‘No, but it will be soon. I can feel the virus burning through my body. I’ve been fighting it all day just so I could get here. Just so I’d know for sure if you were still alive or not before I went.’ I pause for a moment, leaning my head on his shoulder and staring out to where the last of the sun is just dipping below the horizon. I know I don’t have long left, maybe just seconds, yet for the first time in years I’m free of that gnawing thought which kept driving me onwards: I know what happened to the only man I ever truly loved. I’m just happy that he’s alive, and that he seems to have found a way of not just surviving, but living in the world of the infected. His island home sounds idyllic and I wish I could live there with him, but I can’t. A wave of sadness washes over me and I start to cry again. I fight back the tears, ‘I’m glad I finally found you again, that I’ll get to say goodbye to you this time, that I got to hold you one last time, that …’
I feel my head slip from his shoulder, and even though I know I’m falling, I can’t seem to do anything about it. I lie there, feeling the warm sand against my face, my eyes taking in the yellows and reds of the sunset. It starts to fade as the virus finally wins, yet the last thought which runs through my head is that I can die happy because I finally got to find out what happened to him. I just wish it didn’t have to end this way. I just wish it wasn’t John who was going to have to kill me before I turned into one of them.
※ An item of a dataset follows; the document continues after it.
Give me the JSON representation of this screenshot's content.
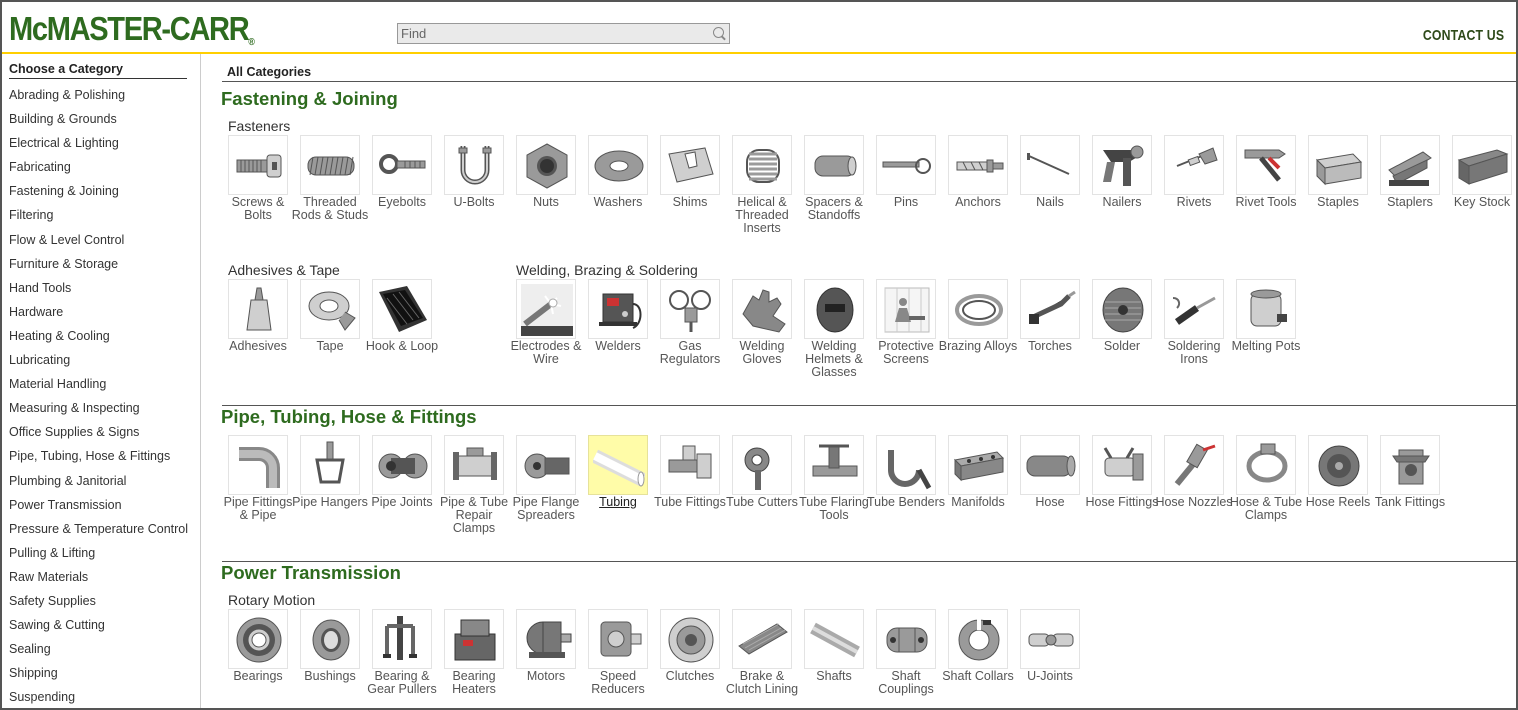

Author’s Note: This is the second version of the story titled Rendezvous which I posted last week. Rendezvous tells the story of a couple who become separated during a zombie apocalypse. It focusses on John’s hope that he would find his girlfriend, Sam, again. In contrast, The Need To Know tells the same story from Sam’s point of view and focusses not on hope, but on another primeval human desire – the need for closure, to know what happened to those you love after the world falls apart. Between them, these two stories explore how events like natural disasters and war not only kill people, but tear them apart, and this can cause psychological scars which are as deep and painful as any physical ones.
A PDF of this story can be downloaded from here.
From the author of For Those In Peril On The Sea, a tale of post-apocalyptic survival in a world where zombie-like infected rule the land and all the last few human survivors can do is stay on their boats and try to survive. Now available in print and as a Kindle ebook. Click here or visit www.forthoseinperil.net to find out more. To download a preview of the first three chapters, click here.
To read the Foreword Clarion Review of For Those In Peril On The Sea (where it scored five stars out of five) click here.